Data ->
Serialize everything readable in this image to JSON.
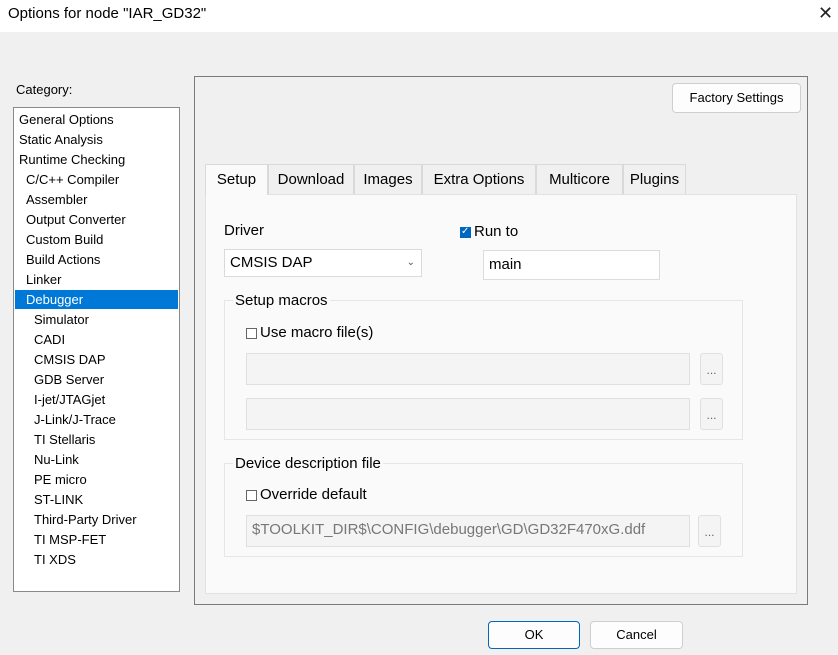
{
  "window": {
    "title": "Options for node \"IAR_GD32\"",
    "close_glyph": "✕"
  },
  "category": {
    "label": "Category:",
    "items": [
      {
        "label": "General Options",
        "level": 0
      },
      {
        "label": "Static Analysis",
        "level": 0
      },
      {
        "label": "Runtime Checking",
        "level": 0
      },
      {
        "label": "C/C++ Compiler",
        "level": 1
      },
      {
        "label": "Assembler",
        "level": 1
      },
      {
        "label": "Output Converter",
        "level": 1
      },
      {
        "label": "Custom Build",
        "level": 1
      },
      {
        "label": "Build Actions",
        "level": 1
      },
      {
        "label": "Linker",
        "level": 1
      },
      {
        "label": "Debugger",
        "level": 1,
        "selected": true
      },
      {
        "label": "Simulator",
        "level": 2
      },
      {
        "label": "CADI",
        "level": 2
      },
      {
        "label": "CMSIS DAP",
        "level": 2
      },
      {
        "label": "GDB Server",
        "level": 2
      },
      {
        "label": "I-jet/JTAGjet",
        "level": 2
      },
      {
        "label": "J-Link/J-Trace",
        "level": 2
      },
      {
        "label": "TI Stellaris",
        "level": 2
      },
      {
        "label": "Nu-Link",
        "level": 2
      },
      {
        "label": "PE micro",
        "level": 2
      },
      {
        "label": "ST-LINK",
        "level": 2
      },
      {
        "label": "Third-Party Driver",
        "level": 2
      },
      {
        "label": "TI MSP-FET",
        "level": 2
      },
      {
        "label": "TI XDS",
        "level": 2
      }
    ]
  },
  "factory_button": "Factory Settings",
  "tabs": [
    {
      "label": "Setup",
      "active": true
    },
    {
      "label": "Download"
    },
    {
      "label": "Images"
    },
    {
      "label": "Extra Options"
    },
    {
      "label": "Multicore"
    },
    {
      "label": "Plugins"
    }
  ],
  "setup": {
    "driver_label": "Driver",
    "driver_value": "CMSIS DAP",
    "run_to_label": "Run to",
    "run_to_checked": true,
    "run_to_value": "main",
    "macros_group_title": "Setup macros",
    "use_macro_label": "Use macro file(s)",
    "use_macro_checked": false,
    "macro_file_1": "",
    "macro_file_2": "",
    "device_group_title": "Device description file",
    "override_label": "Override default",
    "override_checked": false,
    "device_file": "$TOOLKIT_DIR$\\CONFIG\\debugger\\GD\\GD32F470xG.ddf",
    "browse_label": "..."
  },
  "buttons": {
    "ok": "OK",
    "cancel": "Cancel"
  },
  "colors": {
    "selection": "#0078d7",
    "checkbox": "#0067c0"
  }
}
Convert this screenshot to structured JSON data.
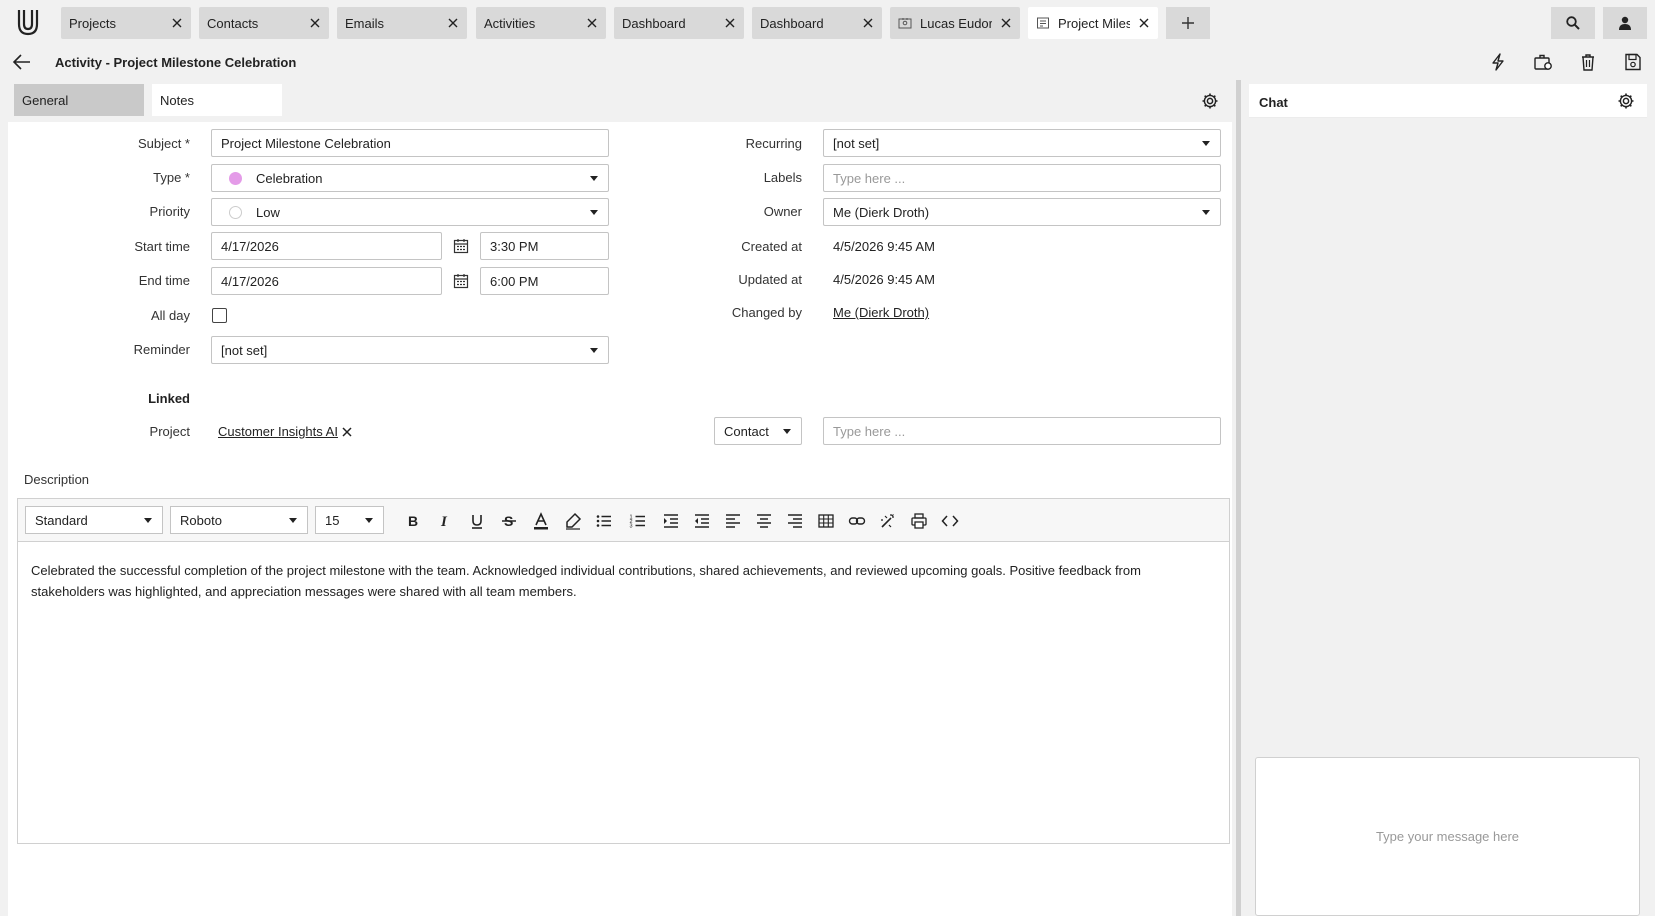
{
  "tabs": [
    {
      "label": "Projects"
    },
    {
      "label": "Contacts"
    },
    {
      "label": "Emails"
    },
    {
      "label": "Activities"
    },
    {
      "label": "Dashboard"
    },
    {
      "label": "Dashboard"
    },
    {
      "label": "Lucas Eudora…"
    },
    {
      "label": "Project Milest…"
    }
  ],
  "header": {
    "title": "Activity - Project Milestone Celebration"
  },
  "form_tabs": {
    "general": "General",
    "notes": "Notes"
  },
  "form": {
    "subject": {
      "label": "Subject *",
      "value": "Project Milestone Celebration"
    },
    "type": {
      "label": "Type *",
      "value": "Celebration",
      "dot_color": "#e49be8"
    },
    "priority": {
      "label": "Priority",
      "value": "Low"
    },
    "start": {
      "label": "Start time",
      "date": "4/17/2026",
      "time": "3:30 PM"
    },
    "end": {
      "label": "End time",
      "date": "4/17/2026",
      "time": "6:00 PM"
    },
    "allday": {
      "label": "All day"
    },
    "reminder": {
      "label": "Reminder",
      "value": "[not set]"
    },
    "recurring": {
      "label": "Recurring",
      "value": "[not set]"
    },
    "labels": {
      "label": "Labels",
      "placeholder": "Type here ..."
    },
    "owner": {
      "label": "Owner",
      "value": "Me (Dierk Droth)"
    },
    "created": {
      "label": "Created at",
      "value": "4/5/2026 9:45 AM"
    },
    "updated": {
      "label": "Updated at",
      "value": "4/5/2026 9:45 AM"
    },
    "changed": {
      "label": "Changed by",
      "value": "Me (Dierk Droth)"
    }
  },
  "linked": {
    "heading": "Linked",
    "project_label": "Project",
    "project_value": "Customer Insights AI",
    "contact_select": "Contact",
    "contact_placeholder": "Type here ..."
  },
  "description": {
    "label": "Description",
    "style": "Standard",
    "font": "Roboto",
    "size": "15",
    "text": "Celebrated the successful completion of the project milestone with the team. Acknowledged individual contributions, shared achievements, and reviewed upcoming goals. Positive feedback from stakeholders was highlighted, and appreciation messages were shared with all team members."
  },
  "chat": {
    "title": "Chat",
    "placeholder": "Type your message here"
  }
}
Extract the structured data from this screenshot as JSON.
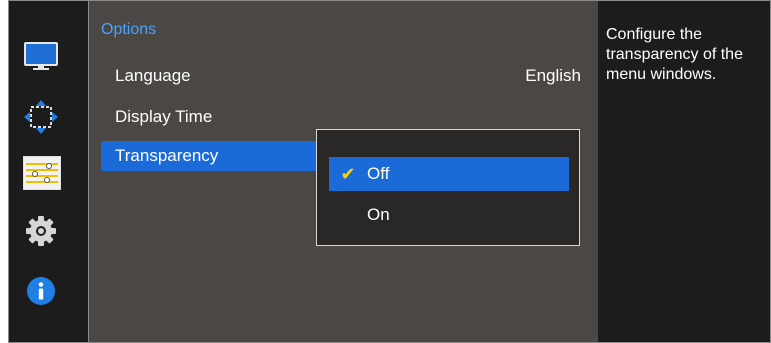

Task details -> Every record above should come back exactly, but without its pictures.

Finished task ->
Serialize everything readable in this image to JSON.
{
  "window": {
    "title": "Options for node \"IAR_GD32\"",
    "close_glyph": "✕"
  },
  "category": {
    "label": "Category:",
    "items": [
      {
        "label": "General Options",
        "level": 0
      },
      {
        "label": "Static Analysis",
        "level": 0
      },
      {
        "label": "Runtime Checking",
        "level": 0
      },
      {
        "label": "C/C++ Compiler",
        "level": 1
      },
      {
        "label": "Assembler",
        "level": 1
      },
      {
        "label": "Output Converter",
        "level": 1
      },
      {
        "label": "Custom Build",
        "level": 1
      },
      {
        "label": "Build Actions",
        "level": 1
      },
      {
        "label": "Linker",
        "level": 1
      },
      {
        "label": "Debugger",
        "level": 1,
        "selected": true
      },
      {
        "label": "Simulator",
        "level": 2
      },
      {
        "label": "CADI",
        "level": 2
      },
      {
        "label": "CMSIS DAP",
        "level": 2
      },
      {
        "label": "GDB Server",
        "level": 2
      },
      {
        "label": "I-jet/JTAGjet",
        "level": 2
      },
      {
        "label": "J-Link/J-Trace",
        "level": 2
      },
      {
        "label": "TI Stellaris",
        "level": 2
      },
      {
        "label": "Nu-Link",
        "level": 2
      },
      {
        "label": "PE micro",
        "level": 2
      },
      {
        "label": "ST-LINK",
        "level": 2
      },
      {
        "label": "Third-Party Driver",
        "level": 2
      },
      {
        "label": "TI MSP-FET",
        "level": 2
      },
      {
        "label": "TI XDS",
        "level": 2
      }
    ]
  },
  "factory_button": "Factory Settings",
  "tabs": [
    {
      "label": "Setup",
      "active": true
    },
    {
      "label": "Download"
    },
    {
      "label": "Images"
    },
    {
      "label": "Extra Options"
    },
    {
      "label": "Multicore"
    },
    {
      "label": "Plugins"
    }
  ],
  "setup": {
    "driver_label": "Driver",
    "driver_value": "CMSIS DAP",
    "run_to_label": "Run to",
    "run_to_checked": true,
    "run_to_value": "main",
    "macros_group_title": "Setup macros",
    "use_macro_label": "Use macro file(s)",
    "use_macro_checked": false,
    "macro_file_1": "",
    "macro_file_2": "",
    "device_group_title": "Device description file",
    "override_label": "Override default",
    "override_checked": false,
    "device_file": "$TOOLKIT_DIR$\\CONFIG\\debugger\\GD\\GD32F470xG.ddf",
    "browse_label": "..."
  },
  "buttons": {
    "ok": "OK",
    "cancel": "Cancel"
  },
  "colors": {
    "selection": "#0078d7",
    "checkbox": "#0067c0"
  }
}
Convert this screenshot to structured JSON data.
{
  "tabs": [
    {
      "label": "Projects"
    },
    {
      "label": "Contacts"
    },
    {
      "label": "Emails"
    },
    {
      "label": "Activities"
    },
    {
      "label": "Dashboard"
    },
    {
      "label": "Dashboard"
    },
    {
      "label": "Lucas Eudora…"
    },
    {
      "label": "Project Milest…"
    }
  ],
  "header": {
    "title": "Activity - Project Milestone Celebration"
  },
  "form_tabs": {
    "general": "General",
    "notes": "Notes"
  },
  "form": {
    "subject": {
      "label": "Subject *",
      "value": "Project Milestone Celebration"
    },
    "type": {
      "label": "Type *",
      "value": "Celebration",
      "dot_color": "#e49be8"
    },
    "priority": {
      "label": "Priority",
      "value": "Low"
    },
    "start": {
      "label": "Start time",
      "date": "4/17/2026",
      "time": "3:30 PM"
    },
    "end": {
      "label": "End time",
      "date": "4/17/2026",
      "time": "6:00 PM"
    },
    "allday": {
      "label": "All day"
    },
    "reminder": {
      "label": "Reminder",
      "value": "[not set]"
    },
    "recurring": {
      "label": "Recurring",
      "value": "[not set]"
    },
    "labels": {
      "label": "Labels",
      "placeholder": "Type here ..."
    },
    "owner": {
      "label": "Owner",
      "value": "Me (Dierk Droth)"
    },
    "created": {
      "label": "Created at",
      "value": "4/5/2026 9:45 AM"
    },
    "updated": {
      "label": "Updated at",
      "value": "4/5/2026 9:45 AM"
    },
    "changed": {
      "label": "Changed by",
      "value": "Me (Dierk Droth)"
    }
  },
  "linked": {
    "heading": "Linked",
    "project_label": "Project",
    "project_value": "Customer Insights AI",
    "contact_select": "Contact",
    "contact_placeholder": "Type here ..."
  },
  "description": {
    "label": "Description",
    "style": "Standard",
    "font": "Roboto",
    "size": "15",
    "text": "Celebrated the successful completion of the project milestone with the team. Acknowledged individual contributions, shared achievements, and reviewed upcoming goals. Positive feedback from stakeholders was highlighted, and appreciation messages were shared with all team members."
  },
  "chat": {
    "title": "Chat",
    "placeholder": "Type your message here"
  }
}
Extract the structured data from this screenshot as JSON.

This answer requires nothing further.